Ira Winkler, a former NSA analyst, discusses the NSA domestic spying in this article at ComputerWorld. Winkler states flat-out that “[i]gnoring FISA's rules concerning warrants is illegal,” and observes that:
This scattershot attempt at data mining drags FBI agents away from real investigations, while destroying the NSA’s credibility in the eyes of law enforcement and the public in general.
Although the Right will probably try to slander him as someone who hates the NSA and its mission (due to statements like “The actions taken by the executive branch after 9/11 aren't protecting our freedom. They are usurping it.”), Winkler is not their caricature:
Over the years, I have defended the NSA and its employees as reasonable and law abiding. I was all for invading Afghanistan, deployment of the Clipper Chip and many other controversial government programs. NSA domestic spying is against everything I was ever taught working at the NSA. I might be more for it if there was any credible evidence that this somehow provides useful information that couldn’t otherwise be had. However, the domestic spying program has gotten so massive that the well-established process of getting a warrant cannot be followed -- and quantity most certainly doesn't translate to quality. Quite the opposite.
I think Sen. Jon Kyl, a strong supporter of the NSA domestic spying program, said it best: "We have got to collect intelligence on the enemy." I fully agree. But the enemy numbers in the hundreds at best. the NSA is collecting data on hundreds of millions of people who are clearly not the enemy. These numbers speak for themselves. [emphasis added]
(Thanks to Bruce Schneier for the tip.)
Glenn Greenwald has a nice piece on the joint Feingold/Specter proposal.
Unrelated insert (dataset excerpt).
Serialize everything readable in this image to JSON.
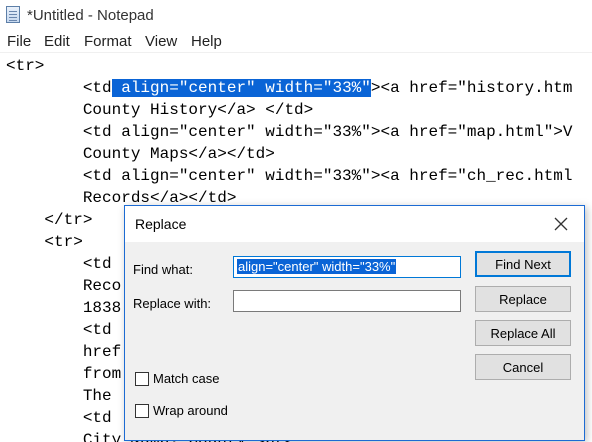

Here are its three main provisions:
Re-state that FISA is the exclusive means by which our government can conduct electronic surveillance of U.S. persons on U.S. soil for foreign intelligence purposes; Prohibit the use of federal funds for any future domestic electronic surveillance that does not fully comply with the law; and Expressly state that there is no such thing as an “implied” repeal of FISA laws. In other words, no future bill can be interpreted as authorizing an exemption from FISA unless it expressly makes an exception.
When the Busheviks continue to break the law, as they no doubt will, the proposed bill “would also force them to find a way to fund any non-FISA eavesdropping activities notwithstanding a Congressional ban on such funding.” Mush like Reagan’s violations of the Boland amendment in his illegal gun-running escapades in Central America, there is little doubt that Bush will violate the law even if it is made more explicit. When he does so, however, we must not let his felonious administration escape justice under a fog of failures to recall. They must be held to account for what they have done.
The bill is here. (60KB PDF).